A couple weeks ago, we took the kids to the zoo, but this was no ordinary zoo, built into someone's backyard. Heaven's Corner Zoo and Animal Shelter was started when one man took in an animal that the owner could not take care of any longer. The compound has since grown to hold wallabies, monkeys, turtles, snakes, lizards, cougars, leopards, jaguars, panthers, tigers, wolves...
The zoo keeper was our personal guide, and he made the experience quite memorable. When the girls wanted peacock feathers, he went inside the fence and collected some. He took us to the bears and fed them peaches. The boy stood up on his hind legs, and the zoo keeper put the peach in his mouth. It rolled to the back of his mouth, and I thought he was going to swallow the thing whole or choke on the thing. But then he spit out the core and placed it carefully on the edge of the fence.
When the big macho male bear refused to get out of the way for the girl, the zoo keeper said, "Get down," like he was talking to a dog. When the male didn't listen, he said, "You know she's going to get mad at you." The bear got down. He seemed to really understand what the zoo keeper was saying.
The nasty-tempered leopard gave us angry looks. "Good morning," the zoo keeper said in the happiest, sweetest voice. The leopard growled. The zoo keeper grabbed the cat's toe. The cat's voice was a deep rumble that I could feel vibrate through the air.
The girls got to hold some snakes. I love those proud little smiles.
My husband is a wolf man. From our earliest days of dating, I learned that his wardrobe consisted of wolf T-shirts and jeans and hiking boots. We stood outside the pen of a two arctic wolves, and TJ howled at the dark gray wolf. This wolf sang back to us a sorrowful song. It sounded as though his heart was in his voice. Like sorrow's song. All the other wolves joined in.
But the best part, for me at least, was the white tiger. He seemed to think he was a kitten, and he played a stalking game with the zoo keeper. The guy sat with his back against the fence, and the tiger crept closer. He lined itself up, crouched, backed up. He was ready to jump but decided the situation wasn't right, so he slunk away only to creep back five minutes later.
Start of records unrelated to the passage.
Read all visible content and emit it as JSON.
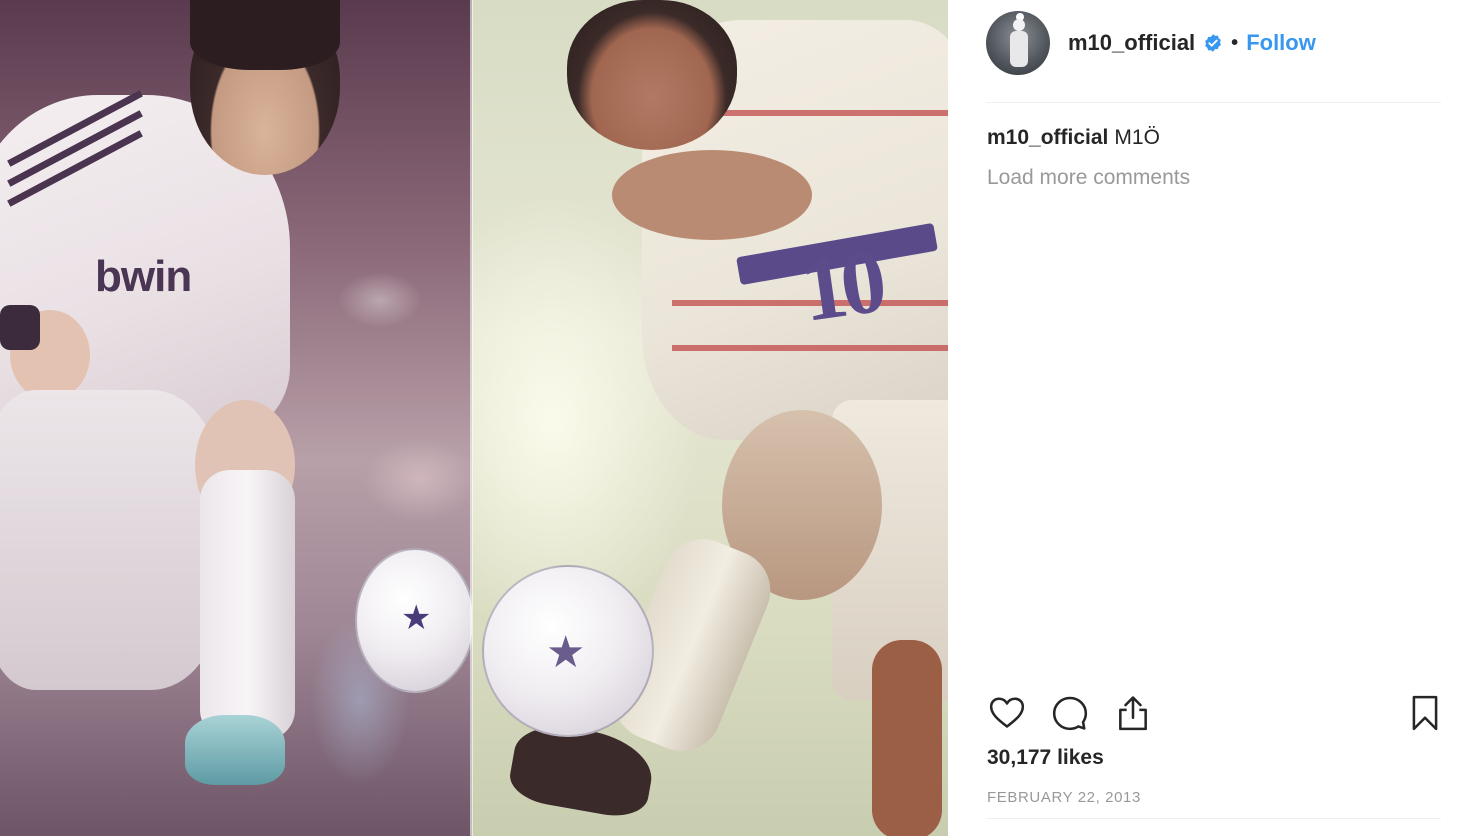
{
  "post": {
    "username": "m10_official",
    "follow_label": "Follow",
    "separator": "•",
    "caption_username": "m10_official",
    "caption_text": "M1Ö",
    "load_more": "Load more comments",
    "likes": "30,177 likes",
    "date": "FEBRUARY 22, 2013"
  },
  "media": {
    "left_sponsor": "bwin",
    "right_number": "10"
  },
  "icons": {
    "verified": "verified-badge-icon",
    "like": "heart-icon",
    "comment": "comment-bubble-icon",
    "share": "share-upload-icon",
    "save": "bookmark-icon"
  },
  "colors": {
    "link": "#3897f0",
    "text": "#262626",
    "muted": "#999999",
    "verified": "#3897f0"
  }
}
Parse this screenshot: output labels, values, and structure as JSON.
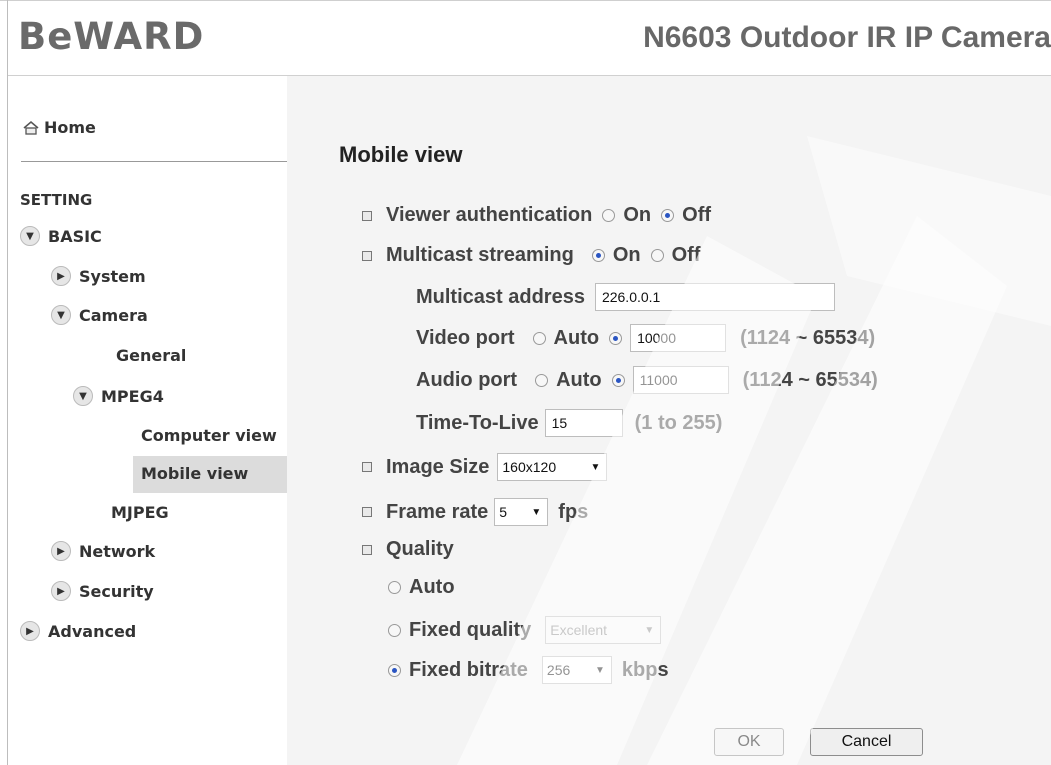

It reminded me of my own cat, how she crouches around the corner, waiting to pounce on us, the twitch of her tail, the tense muscles across her back, the way she moves backward to prepare for the final leap. Only the white tiger was 800 pounds; my cat is maybe 10. It was surrealistic to watch as though one image overlaid the other. Like when my friend's daughter smiled at me and it was her father I saw looking back at me.